TASK GOAL.
Working from the entries that follow, retype each one without any alteration.

AVAILABLE DATA.
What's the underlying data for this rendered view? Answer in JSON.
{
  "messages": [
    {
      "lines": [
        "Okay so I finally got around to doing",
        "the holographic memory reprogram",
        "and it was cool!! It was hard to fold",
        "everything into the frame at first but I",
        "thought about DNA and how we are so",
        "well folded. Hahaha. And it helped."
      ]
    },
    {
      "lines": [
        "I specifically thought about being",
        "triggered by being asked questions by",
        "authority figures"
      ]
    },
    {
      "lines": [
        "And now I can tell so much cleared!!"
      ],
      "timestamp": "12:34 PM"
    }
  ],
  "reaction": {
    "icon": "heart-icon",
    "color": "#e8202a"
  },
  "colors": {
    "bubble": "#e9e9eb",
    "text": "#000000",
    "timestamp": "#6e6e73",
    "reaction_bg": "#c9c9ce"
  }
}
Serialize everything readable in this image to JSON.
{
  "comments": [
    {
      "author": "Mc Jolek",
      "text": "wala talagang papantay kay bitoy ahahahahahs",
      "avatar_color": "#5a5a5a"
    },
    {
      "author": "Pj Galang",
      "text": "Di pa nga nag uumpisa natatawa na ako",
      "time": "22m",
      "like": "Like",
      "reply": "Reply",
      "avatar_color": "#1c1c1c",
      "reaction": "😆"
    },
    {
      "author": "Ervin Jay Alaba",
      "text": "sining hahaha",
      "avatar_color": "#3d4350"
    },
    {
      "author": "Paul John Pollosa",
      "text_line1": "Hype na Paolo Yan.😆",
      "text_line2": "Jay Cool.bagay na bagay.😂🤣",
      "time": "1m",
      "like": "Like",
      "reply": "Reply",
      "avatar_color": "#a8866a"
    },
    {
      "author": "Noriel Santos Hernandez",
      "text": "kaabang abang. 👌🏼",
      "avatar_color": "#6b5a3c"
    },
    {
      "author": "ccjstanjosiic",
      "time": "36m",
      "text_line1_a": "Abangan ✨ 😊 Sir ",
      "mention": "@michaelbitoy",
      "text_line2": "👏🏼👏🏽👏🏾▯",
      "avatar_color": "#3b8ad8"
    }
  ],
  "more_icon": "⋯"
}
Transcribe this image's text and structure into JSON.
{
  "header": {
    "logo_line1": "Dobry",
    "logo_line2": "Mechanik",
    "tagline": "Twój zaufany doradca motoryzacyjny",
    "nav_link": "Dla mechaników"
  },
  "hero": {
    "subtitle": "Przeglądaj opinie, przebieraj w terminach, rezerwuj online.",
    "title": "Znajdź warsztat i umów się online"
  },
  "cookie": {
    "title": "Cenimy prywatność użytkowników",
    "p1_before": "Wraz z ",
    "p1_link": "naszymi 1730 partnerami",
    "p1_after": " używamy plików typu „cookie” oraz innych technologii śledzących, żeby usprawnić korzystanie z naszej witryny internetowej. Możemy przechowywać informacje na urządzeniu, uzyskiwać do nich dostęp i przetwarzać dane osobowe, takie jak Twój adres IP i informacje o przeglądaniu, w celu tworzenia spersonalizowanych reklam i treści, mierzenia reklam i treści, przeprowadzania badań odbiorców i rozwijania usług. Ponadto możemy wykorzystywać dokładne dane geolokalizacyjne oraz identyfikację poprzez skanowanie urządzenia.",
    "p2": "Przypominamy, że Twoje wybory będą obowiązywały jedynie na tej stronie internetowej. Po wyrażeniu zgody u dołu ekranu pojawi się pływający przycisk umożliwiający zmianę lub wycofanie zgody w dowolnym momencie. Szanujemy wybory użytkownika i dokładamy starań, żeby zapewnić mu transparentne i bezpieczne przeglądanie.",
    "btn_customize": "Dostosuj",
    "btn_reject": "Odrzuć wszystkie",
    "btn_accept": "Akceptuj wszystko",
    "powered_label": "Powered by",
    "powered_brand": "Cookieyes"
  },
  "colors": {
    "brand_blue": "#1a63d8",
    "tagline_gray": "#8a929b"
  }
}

WRITTEN REPLY.
What's the underlying data for this rendered view? Answer in JSON.
{
  "messages": [
    {
      "lines": [
        "Okay so I finally got around to doing",
        "the holographic memory reprogram",
        "and it was cool!! It was hard to fold",
        "everything into the frame at first but I",
        "thought about DNA and how we are so",
        "well folded. Hahaha. And it helped."
      ]
    },
    {
      "lines": [
        "I specifically thought about being",
        "triggered by being asked questions by",
        "authority figures"
      ]
    },
    {
      "lines": [
        "And now I can tell so much cleared!!"
      ],
      "timestamp": "12:34 PM"
    }
  ],
  "reaction": {
    "icon": "heart-icon",
    "color": "#e8202a"
  },
  "colors": {
    "bubble": "#e9e9eb",
    "text": "#000000",
    "timestamp": "#6e6e73",
    "reaction_bg": "#c9c9ce"
  }
}
Serialize everything readable in this image to JSON.
{
  "comments": [
    {
      "author": "Mc Jolek",
      "text": "wala talagang papantay kay bitoy ahahahahahs",
      "avatar_color": "#5a5a5a"
    },
    {
      "author": "Pj Galang",
      "text": "Di pa nga nag uumpisa natatawa na ako",
      "time": "22m",
      "like": "Like",
      "reply": "Reply",
      "avatar_color": "#1c1c1c",
      "reaction": "😆"
    },
    {
      "author": "Ervin Jay Alaba",
      "text": "sining hahaha",
      "avatar_color": "#3d4350"
    },
    {
      "author": "Paul John Pollosa",
      "text_line1": "Hype na Paolo Yan.😆",
      "text_line2": "Jay Cool.bagay na bagay.😂🤣",
      "time": "1m",
      "like": "Like",
      "reply": "Reply",
      "avatar_color": "#a8866a"
    },
    {
      "author": "Noriel Santos Hernandez",
      "text": "kaabang abang. 👌🏼",
      "avatar_color": "#6b5a3c"
    },
    {
      "author": "ccjstanjosiic",
      "time": "36m",
      "text_line1_a": "Abangan ✨ 😊 Sir ",
      "mention": "@michaelbitoy",
      "text_line2": "👏🏼👏🏽👏🏾▯",
      "avatar_color": "#3b8ad8"
    }
  ],
  "more_icon": "⋯"
}
Transcribe this image's text and structure into JSON.
{
  "header": {
    "logo_line1": "Dobry",
    "logo_line2": "Mechanik",
    "tagline": "Twój zaufany doradca motoryzacyjny",
    "nav_link": "Dla mechaników"
  },
  "hero": {
    "subtitle": "Przeglądaj opinie, przebieraj w terminach, rezerwuj online.",
    "title": "Znajdź warsztat i umów się online"
  },
  "cookie": {
    "title": "Cenimy prywatność użytkowników",
    "p1_before": "Wraz z ",
    "p1_link": "naszymi 1730 partnerami",
    "p1_after": " używamy plików typu „cookie” oraz innych technologii śledzących, żeby usprawnić korzystanie z naszej witryny internetowej. Możemy przechowywać informacje na urządzeniu, uzyskiwać do nich dostęp i przetwarzać dane osobowe, takie jak Twój adres IP i informacje o przeglądaniu, w celu tworzenia spersonalizowanych reklam i treści, mierzenia reklam i treści, przeprowadzania badań odbiorców i rozwijania usług. Ponadto możemy wykorzystywać dokładne dane geolokalizacyjne oraz identyfikację poprzez skanowanie urządzenia.",
    "p2": "Przypominamy, że Twoje wybory będą obowiązywały jedynie na tej stronie internetowej. Po wyrażeniu zgody u dołu ekranu pojawi się pływający przycisk umożliwiający zmianę lub wycofanie zgody w dowolnym momencie. Szanujemy wybory użytkownika i dokładamy starań, żeby zapewnić mu transparentne i bezpieczne przeglądanie.",
    "btn_customize": "Dostosuj",
    "btn_reject": "Odrzuć wszystkie",
    "btn_accept": "Akceptuj wszystko",
    "powered_label": "Powered by",
    "powered_brand": "Cookieyes"
  },
  "colors": {
    "brand_blue": "#1a63d8",
    "tagline_gray": "#8a929b"
  }
}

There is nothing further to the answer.